I have been fascinated with world globes and maps for as long as I can remember. I think that it all started when I was three or four. I went into my father’s study looking for him. His study was a place that had always fascinated me. It was full of old, dusty objects that I did not understand. He had shelves and shelves of books, and I used to daydream about what could be in them. My dad was always willing to explain things to me, but when I asked about his world globe map, he demurred. He would not tell me what it was. He seemed to be thinking. Finally, holding it out of reach, he told me that it was a map of the world. I asked excitedly to see it, but he would not let me. Then he asked me a question. “What do you think the world looks like,” he asked?

I remember exactly what I said. I had a friend who had described an antique world globe map to me, dragons and all. Although I knew that one did not run into dragons every day, I was quite sure that they existed in the oceans, as well as on other continents. I began describing all the fantastic creatures that I believed existed on world globe maps. My father listened patiently, gravely even. He never corrected me. He never tried to dispel my illusions about maps of the world, nor did he participate in my game of imagination. He simply listens to me until I was done creating my fantastic world globe map.
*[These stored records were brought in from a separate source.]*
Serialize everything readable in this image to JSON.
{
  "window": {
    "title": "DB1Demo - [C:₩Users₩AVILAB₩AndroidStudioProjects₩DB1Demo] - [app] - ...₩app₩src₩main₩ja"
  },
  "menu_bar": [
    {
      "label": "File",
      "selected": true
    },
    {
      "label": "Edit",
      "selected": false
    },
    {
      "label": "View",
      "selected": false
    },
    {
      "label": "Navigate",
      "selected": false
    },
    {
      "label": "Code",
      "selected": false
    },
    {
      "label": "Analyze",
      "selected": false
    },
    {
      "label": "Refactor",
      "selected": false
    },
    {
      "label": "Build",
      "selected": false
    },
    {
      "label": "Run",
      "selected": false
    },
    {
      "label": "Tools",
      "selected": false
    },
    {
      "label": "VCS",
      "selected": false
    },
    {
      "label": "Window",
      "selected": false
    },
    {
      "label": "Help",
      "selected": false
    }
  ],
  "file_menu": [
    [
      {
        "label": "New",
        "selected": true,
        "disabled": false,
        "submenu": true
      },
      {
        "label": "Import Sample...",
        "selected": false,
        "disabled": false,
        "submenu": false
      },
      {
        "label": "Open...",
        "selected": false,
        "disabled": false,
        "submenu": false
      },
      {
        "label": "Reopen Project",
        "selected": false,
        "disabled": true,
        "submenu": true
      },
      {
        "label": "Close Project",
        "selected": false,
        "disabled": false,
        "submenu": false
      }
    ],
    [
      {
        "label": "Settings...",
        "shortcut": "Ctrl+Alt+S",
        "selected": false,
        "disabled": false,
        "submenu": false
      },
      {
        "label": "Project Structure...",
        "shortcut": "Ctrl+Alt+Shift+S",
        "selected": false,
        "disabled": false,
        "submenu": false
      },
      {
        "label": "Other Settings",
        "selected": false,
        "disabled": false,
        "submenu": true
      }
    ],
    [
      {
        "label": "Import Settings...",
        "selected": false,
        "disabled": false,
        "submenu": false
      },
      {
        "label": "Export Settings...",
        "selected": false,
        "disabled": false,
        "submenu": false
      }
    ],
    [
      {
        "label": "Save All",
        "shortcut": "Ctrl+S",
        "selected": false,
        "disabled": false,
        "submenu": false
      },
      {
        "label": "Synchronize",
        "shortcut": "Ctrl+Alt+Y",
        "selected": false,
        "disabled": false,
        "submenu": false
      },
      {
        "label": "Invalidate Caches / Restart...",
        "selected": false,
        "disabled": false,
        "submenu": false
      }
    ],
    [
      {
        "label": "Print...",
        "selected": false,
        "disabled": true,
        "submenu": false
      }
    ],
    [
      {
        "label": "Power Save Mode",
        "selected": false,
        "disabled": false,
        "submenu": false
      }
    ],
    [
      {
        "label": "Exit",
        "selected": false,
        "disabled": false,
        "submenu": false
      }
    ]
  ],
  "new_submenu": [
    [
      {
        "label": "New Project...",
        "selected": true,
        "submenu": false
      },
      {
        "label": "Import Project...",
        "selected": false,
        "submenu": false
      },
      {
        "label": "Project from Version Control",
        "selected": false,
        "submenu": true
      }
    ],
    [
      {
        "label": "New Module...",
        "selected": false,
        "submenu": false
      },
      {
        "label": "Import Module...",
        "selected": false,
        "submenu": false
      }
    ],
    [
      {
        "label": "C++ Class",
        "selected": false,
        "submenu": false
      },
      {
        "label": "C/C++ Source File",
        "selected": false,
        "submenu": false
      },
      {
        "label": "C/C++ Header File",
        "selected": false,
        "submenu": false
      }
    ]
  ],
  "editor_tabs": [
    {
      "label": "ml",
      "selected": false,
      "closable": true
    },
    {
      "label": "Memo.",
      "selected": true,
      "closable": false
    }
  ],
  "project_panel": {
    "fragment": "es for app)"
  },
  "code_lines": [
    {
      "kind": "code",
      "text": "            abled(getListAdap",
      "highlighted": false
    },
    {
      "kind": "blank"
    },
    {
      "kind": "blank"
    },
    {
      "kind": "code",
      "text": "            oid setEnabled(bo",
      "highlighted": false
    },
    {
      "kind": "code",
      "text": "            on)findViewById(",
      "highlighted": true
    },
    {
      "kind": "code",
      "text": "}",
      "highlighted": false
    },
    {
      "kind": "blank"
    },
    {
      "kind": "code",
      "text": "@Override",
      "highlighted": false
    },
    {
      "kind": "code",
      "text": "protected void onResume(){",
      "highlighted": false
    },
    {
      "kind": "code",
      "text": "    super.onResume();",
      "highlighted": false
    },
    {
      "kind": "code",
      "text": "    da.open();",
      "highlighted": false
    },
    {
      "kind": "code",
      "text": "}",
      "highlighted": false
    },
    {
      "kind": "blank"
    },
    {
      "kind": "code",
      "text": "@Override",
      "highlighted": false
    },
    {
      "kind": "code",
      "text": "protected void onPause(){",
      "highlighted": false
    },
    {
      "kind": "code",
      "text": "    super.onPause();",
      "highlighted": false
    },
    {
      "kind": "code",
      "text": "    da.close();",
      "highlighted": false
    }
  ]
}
When I finished, he took me into my own bedroom. He pulled out my box of crayons, and said one word to me. “Draw,” he said, and smiled. I began to draw my world globe map. I was constantly frustrated by the fact that I could not include everything that I imagined, but nonetheless I continued. Soon I had an entire continent, then two. This was the beginning of my love affair with maps.
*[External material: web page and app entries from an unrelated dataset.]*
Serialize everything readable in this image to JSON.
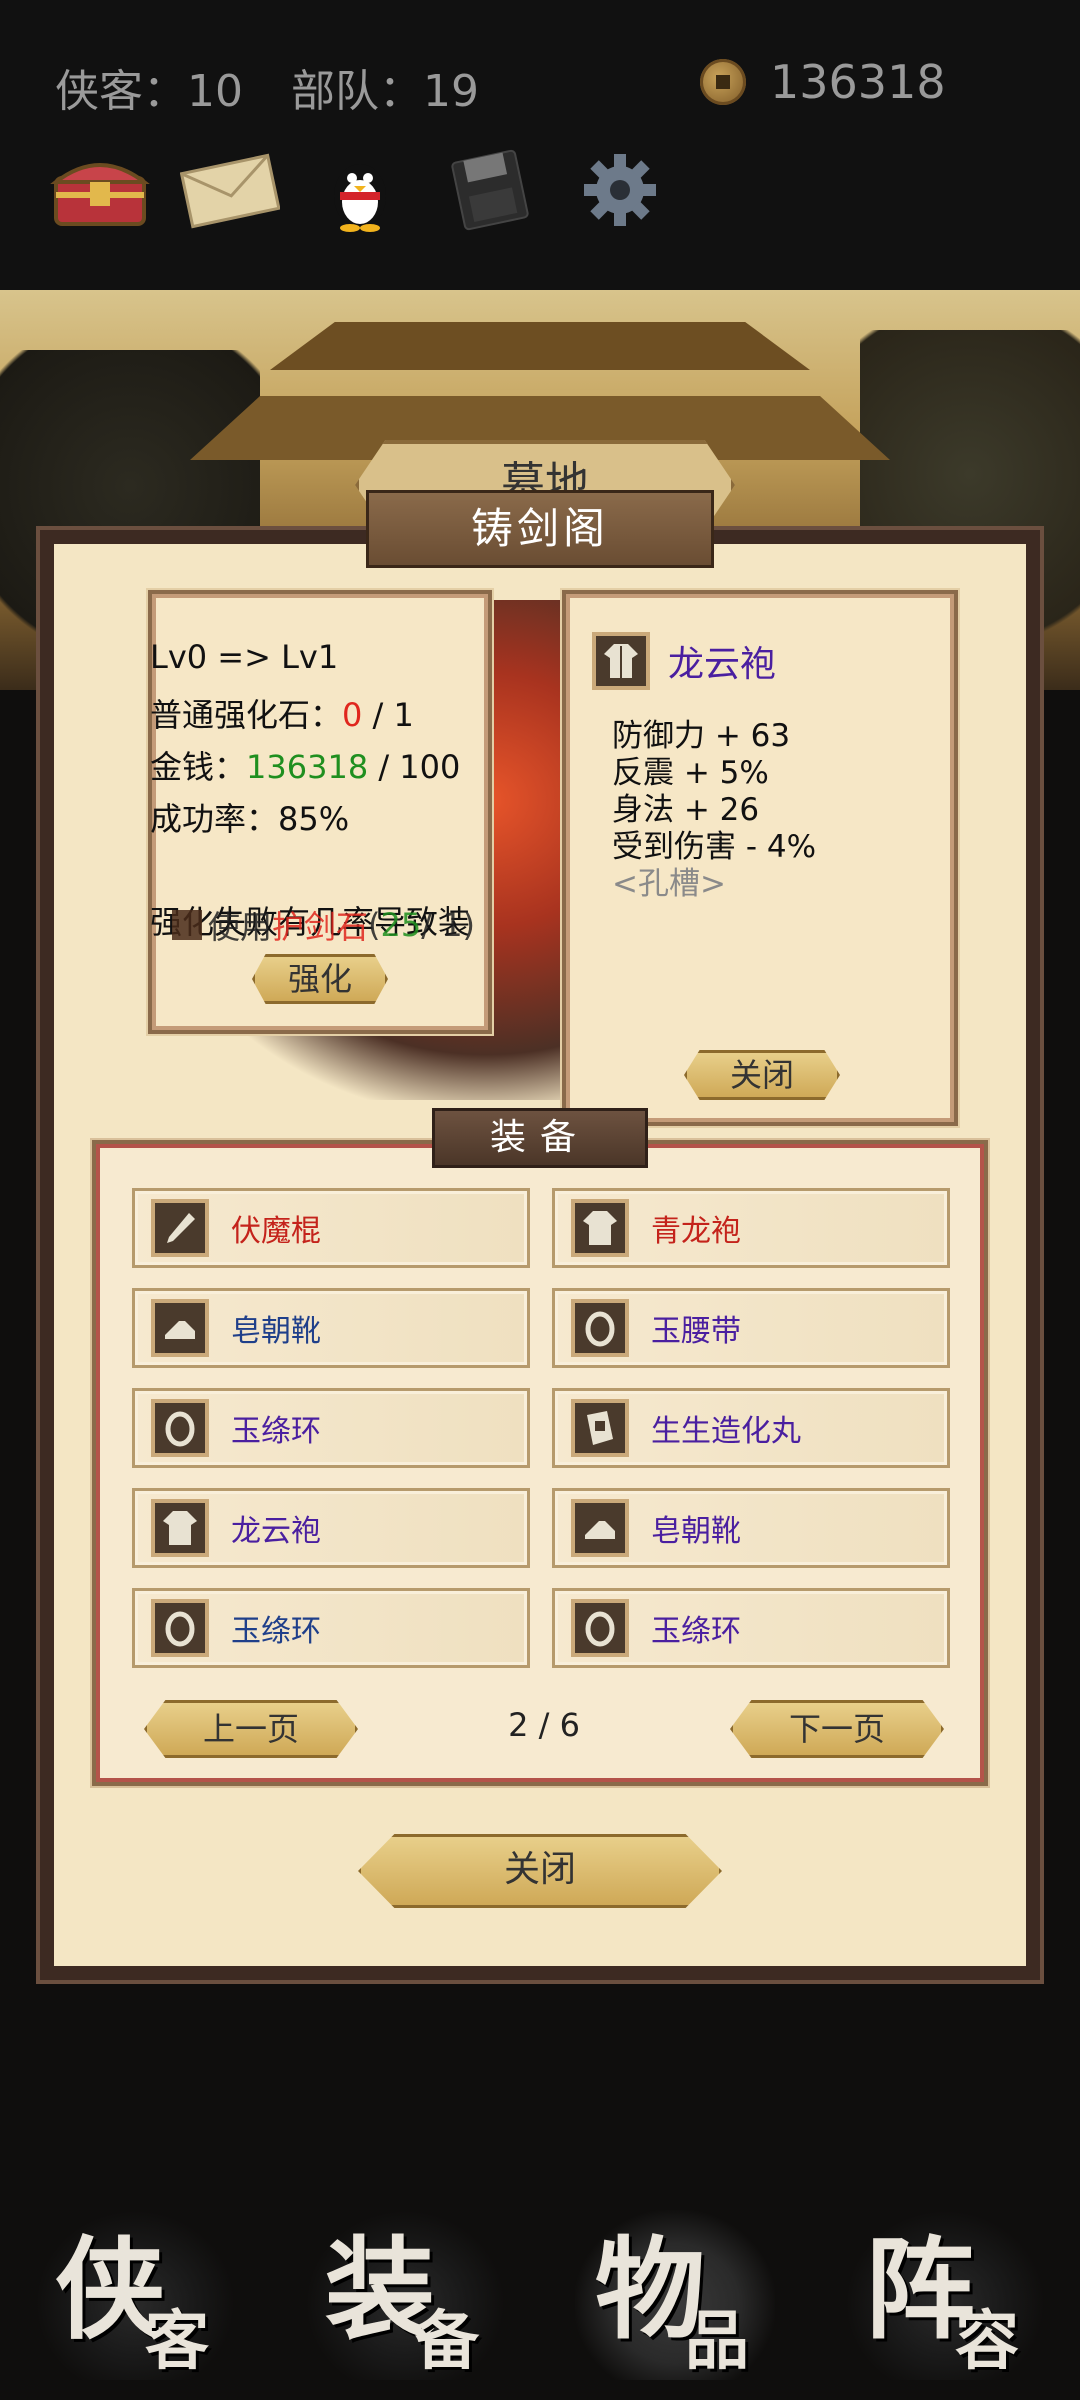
{
  "header": {
    "heroes_label": "侠客：10",
    "troops_label": "部队：19",
    "money": "136318"
  },
  "toolbar": [
    "chest-icon",
    "mail-icon",
    "qq-penguin-icon",
    "save-icon",
    "settings-gear-icon"
  ],
  "scene": {
    "sign": "墓地"
  },
  "dialog": {
    "title": "铸剑阁",
    "upgrade": {
      "level": "Lv0 => Lv1",
      "stone_label": "普通强化石：",
      "stone_have": "0",
      "stone_need": " / 1",
      "money_label": "金钱：",
      "money_have": "136318",
      "money_need": " / 100",
      "success": "成功率：85%",
      "warning": "强化失败有几率导致装",
      "protect_label_pre": "使用",
      "protect_item": "护剑石",
      "protect_count_pre": "(",
      "protect_count": "25",
      "protect_count_post": " / 1)",
      "button": "强化"
    },
    "item": {
      "name": "龙云袍",
      "attrs": [
        "防御力 + 63",
        "反震 + 5%",
        "身法 + 26",
        "受到伤害 - 4%"
      ],
      "slot": "<孔槽>",
      "close": "关闭"
    },
    "equip": {
      "title": "装备",
      "items": [
        {
          "name": "伏魔棍",
          "color": "#c4231b",
          "icon": "staff-icon"
        },
        {
          "name": "青龙袍",
          "color": "#c4231b",
          "icon": "robe-icon"
        },
        {
          "name": "皂朝靴",
          "color": "#1f3f8a",
          "icon": "boot-icon"
        },
        {
          "name": "玉腰带",
          "color": "#4a1fa0",
          "icon": "ring-icon"
        },
        {
          "name": "玉绦环",
          "color": "#4a1fa0",
          "icon": "ring-icon"
        },
        {
          "name": "生生造化丸",
          "color": "#4a1fa0",
          "icon": "scroll-icon"
        },
        {
          "name": "龙云袍",
          "color": "#4a1fa0",
          "icon": "robe-icon"
        },
        {
          "name": "皂朝靴",
          "color": "#4a1fa0",
          "icon": "boot-icon"
        },
        {
          "name": "玉绦环",
          "color": "#1f3f8a",
          "icon": "ring-icon"
        },
        {
          "name": "玉绦环",
          "color": "#4a1fa0",
          "icon": "ring-icon"
        }
      ],
      "prev": "上一页",
      "page": "2 / 6",
      "next": "下一页"
    },
    "close": "关闭"
  },
  "nav": [
    {
      "big": "侠",
      "small": "客"
    },
    {
      "big": "装",
      "small": "备"
    },
    {
      "big": "物",
      "small": "品"
    },
    {
      "big": "阵",
      "small": "容"
    }
  ]
}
Since then, any picture of the globe that I see fascinates me. Rather than teaching me the shape of the continents and the layout of the world globe map, my father taught me something even more important. He taught me to use my own imagination and come to my own conclusions. He taught me that the world is a place full of wonder, even if that wonder does not show up clearly on every world globe map. It is a lesson I will never forget.